Records from a data source

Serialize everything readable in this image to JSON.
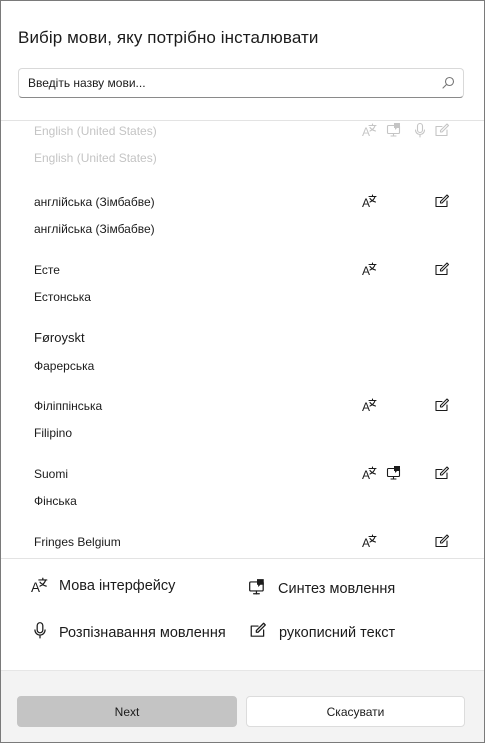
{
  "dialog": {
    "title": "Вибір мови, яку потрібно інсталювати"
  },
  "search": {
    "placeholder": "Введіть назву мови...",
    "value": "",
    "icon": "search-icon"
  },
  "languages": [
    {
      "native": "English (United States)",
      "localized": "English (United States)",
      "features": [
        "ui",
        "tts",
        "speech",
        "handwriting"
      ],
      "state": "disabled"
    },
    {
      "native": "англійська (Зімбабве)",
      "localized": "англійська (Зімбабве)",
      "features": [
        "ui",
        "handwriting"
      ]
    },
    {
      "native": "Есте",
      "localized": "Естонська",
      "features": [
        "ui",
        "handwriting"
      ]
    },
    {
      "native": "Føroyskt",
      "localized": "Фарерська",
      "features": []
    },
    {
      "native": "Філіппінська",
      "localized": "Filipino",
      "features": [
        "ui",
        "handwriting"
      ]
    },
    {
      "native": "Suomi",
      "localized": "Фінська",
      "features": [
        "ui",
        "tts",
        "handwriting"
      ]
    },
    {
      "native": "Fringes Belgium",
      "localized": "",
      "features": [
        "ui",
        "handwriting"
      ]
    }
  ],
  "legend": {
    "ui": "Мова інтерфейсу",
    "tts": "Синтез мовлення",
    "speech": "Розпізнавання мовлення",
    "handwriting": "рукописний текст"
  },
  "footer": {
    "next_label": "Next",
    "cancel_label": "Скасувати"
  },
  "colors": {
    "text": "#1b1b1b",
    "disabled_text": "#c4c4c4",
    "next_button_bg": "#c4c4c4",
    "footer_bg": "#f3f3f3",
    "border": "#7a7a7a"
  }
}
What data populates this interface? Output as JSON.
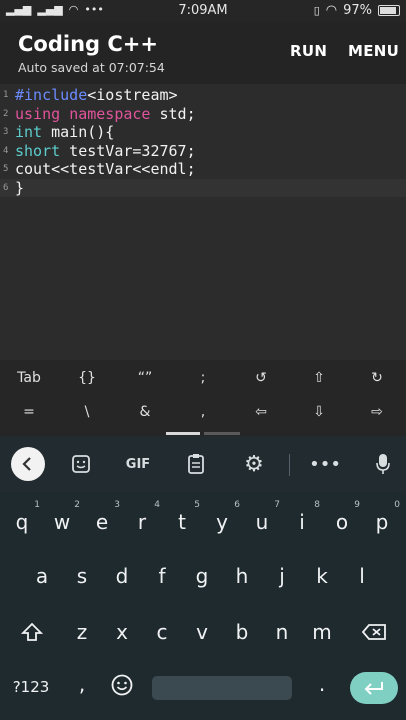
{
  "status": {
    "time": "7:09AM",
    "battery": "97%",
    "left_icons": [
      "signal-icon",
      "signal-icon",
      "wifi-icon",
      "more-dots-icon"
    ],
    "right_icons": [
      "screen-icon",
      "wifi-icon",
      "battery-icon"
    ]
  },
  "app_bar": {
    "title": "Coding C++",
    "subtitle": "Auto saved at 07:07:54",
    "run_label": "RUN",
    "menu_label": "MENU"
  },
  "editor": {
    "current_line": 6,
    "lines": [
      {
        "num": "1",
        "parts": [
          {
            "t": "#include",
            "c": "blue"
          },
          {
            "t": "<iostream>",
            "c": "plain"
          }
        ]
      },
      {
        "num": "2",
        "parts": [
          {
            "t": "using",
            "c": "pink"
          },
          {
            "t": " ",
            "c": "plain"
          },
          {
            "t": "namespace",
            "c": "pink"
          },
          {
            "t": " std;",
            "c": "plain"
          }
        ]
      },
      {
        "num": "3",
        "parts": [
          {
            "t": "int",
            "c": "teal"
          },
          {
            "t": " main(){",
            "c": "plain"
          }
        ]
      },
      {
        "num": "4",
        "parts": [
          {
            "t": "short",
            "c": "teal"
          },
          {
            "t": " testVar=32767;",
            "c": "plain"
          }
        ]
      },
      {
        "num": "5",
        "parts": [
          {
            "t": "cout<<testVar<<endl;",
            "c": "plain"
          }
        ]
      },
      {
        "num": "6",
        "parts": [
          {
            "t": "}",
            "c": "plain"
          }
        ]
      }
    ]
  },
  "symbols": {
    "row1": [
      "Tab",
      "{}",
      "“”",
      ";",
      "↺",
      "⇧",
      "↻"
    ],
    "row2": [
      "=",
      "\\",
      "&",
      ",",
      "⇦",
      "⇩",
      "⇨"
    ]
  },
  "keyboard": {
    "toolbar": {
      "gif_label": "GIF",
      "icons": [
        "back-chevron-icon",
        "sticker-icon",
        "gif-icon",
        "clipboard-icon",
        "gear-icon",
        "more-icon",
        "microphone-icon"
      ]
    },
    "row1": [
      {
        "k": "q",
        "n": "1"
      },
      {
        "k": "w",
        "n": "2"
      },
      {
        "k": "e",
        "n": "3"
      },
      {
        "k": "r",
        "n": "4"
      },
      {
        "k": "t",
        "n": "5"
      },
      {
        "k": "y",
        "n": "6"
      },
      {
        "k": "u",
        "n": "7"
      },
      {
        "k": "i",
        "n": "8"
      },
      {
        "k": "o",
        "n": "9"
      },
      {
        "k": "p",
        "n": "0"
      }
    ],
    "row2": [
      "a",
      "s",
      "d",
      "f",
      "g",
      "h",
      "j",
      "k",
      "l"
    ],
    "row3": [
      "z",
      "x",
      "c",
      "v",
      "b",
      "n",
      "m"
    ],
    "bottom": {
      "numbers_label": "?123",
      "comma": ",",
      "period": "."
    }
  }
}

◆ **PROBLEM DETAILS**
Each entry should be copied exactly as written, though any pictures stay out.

◆ **TASK ANSWER**
Serialize everything readable in this image to JSON.
{
  "dialog": {
    "title": "Вибір мови, яку потрібно інсталювати"
  },
  "search": {
    "placeholder": "Введіть назву мови...",
    "value": "",
    "icon": "search-icon"
  },
  "languages": [
    {
      "native": "English (United States)",
      "localized": "English (United States)",
      "features": [
        "ui",
        "tts",
        "speech",
        "handwriting"
      ],
      "state": "disabled"
    },
    {
      "native": "англійська (Зімбабве)",
      "localized": "англійська (Зімбабве)",
      "features": [
        "ui",
        "handwriting"
      ]
    },
    {
      "native": "Есте",
      "localized": "Естонська",
      "features": [
        "ui",
        "handwriting"
      ]
    },
    {
      "native": "Føroyskt",
      "localized": "Фарерська",
      "features": []
    },
    {
      "native": "Філіппінська",
      "localized": "Filipino",
      "features": [
        "ui",
        "handwriting"
      ]
    },
    {
      "native": "Suomi",
      "localized": "Фінська",
      "features": [
        "ui",
        "tts",
        "handwriting"
      ]
    },
    {
      "native": "Fringes Belgium",
      "localized": "",
      "features": [
        "ui",
        "handwriting"
      ]
    }
  ],
  "legend": {
    "ui": "Мова інтерфейсу",
    "tts": "Синтез мовлення",
    "speech": "Розпізнавання мовлення",
    "handwriting": "рукописний текст"
  },
  "footer": {
    "next_label": "Next",
    "cancel_label": "Скасувати"
  },
  "colors": {
    "text": "#1b1b1b",
    "disabled_text": "#c4c4c4",
    "next_button_bg": "#c4c4c4",
    "footer_bg": "#f3f3f3",
    "border": "#7a7a7a"
  }
}
What data populates this interface? Output as JSON.
{
  "status": {
    "time": "7:09AM",
    "battery": "97%",
    "left_icons": [
      "signal-icon",
      "signal-icon",
      "wifi-icon",
      "more-dots-icon"
    ],
    "right_icons": [
      "screen-icon",
      "wifi-icon",
      "battery-icon"
    ]
  },
  "app_bar": {
    "title": "Coding C++",
    "subtitle": "Auto saved at 07:07:54",
    "run_label": "RUN",
    "menu_label": "MENU"
  },
  "editor": {
    "current_line": 6,
    "lines": [
      {
        "num": "1",
        "parts": [
          {
            "t": "#include",
            "c": "blue"
          },
          {
            "t": "<iostream>",
            "c": "plain"
          }
        ]
      },
      {
        "num": "2",
        "parts": [
          {
            "t": "using",
            "c": "pink"
          },
          {
            "t": " ",
            "c": "plain"
          },
          {
            "t": "namespace",
            "c": "pink"
          },
          {
            "t": " std;",
            "c": "plain"
          }
        ]
      },
      {
        "num": "3",
        "parts": [
          {
            "t": "int",
            "c": "teal"
          },
          {
            "t": " main(){",
            "c": "plain"
          }
        ]
      },
      {
        "num": "4",
        "parts": [
          {
            "t": "short",
            "c": "teal"
          },
          {
            "t": " testVar=32767;",
            "c": "plain"
          }
        ]
      },
      {
        "num": "5",
        "parts": [
          {
            "t": "cout<<testVar<<endl;",
            "c": "plain"
          }
        ]
      },
      {
        "num": "6",
        "parts": [
          {
            "t": "}",
            "c": "plain"
          }
        ]
      }
    ]
  },
  "symbols": {
    "row1": [
      "Tab",
      "{}",
      "“”",
      ";",
      "↺",
      "⇧",
      "↻"
    ],
    "row2": [
      "=",
      "\\",
      "&",
      ",",
      "⇦",
      "⇩",
      "⇨"
    ]
  },
  "keyboard": {
    "toolbar": {
      "gif_label": "GIF",
      "icons": [
        "back-chevron-icon",
        "sticker-icon",
        "gif-icon",
        "clipboard-icon",
        "gear-icon",
        "more-icon",
        "microphone-icon"
      ]
    },
    "row1": [
      {
        "k": "q",
        "n": "1"
      },
      {
        "k": "w",
        "n": "2"
      },
      {
        "k": "e",
        "n": "3"
      },
      {
        "k": "r",
        "n": "4"
      },
      {
        "k": "t",
        "n": "5"
      },
      {
        "k": "y",
        "n": "6"
      },
      {
        "k": "u",
        "n": "7"
      },
      {
        "k": "i",
        "n": "8"
      },
      {
        "k": "o",
        "n": "9"
      },
      {
        "k": "p",
        "n": "0"
      }
    ],
    "row2": [
      "a",
      "s",
      "d",
      "f",
      "g",
      "h",
      "j",
      "k",
      "l"
    ],
    "row3": [
      "z",
      "x",
      "c",
      "v",
      "b",
      "n",
      "m"
    ],
    "bottom": {
      "numbers_label": "?123",
      "comma": ",",
      "period": "."
    }
  }
}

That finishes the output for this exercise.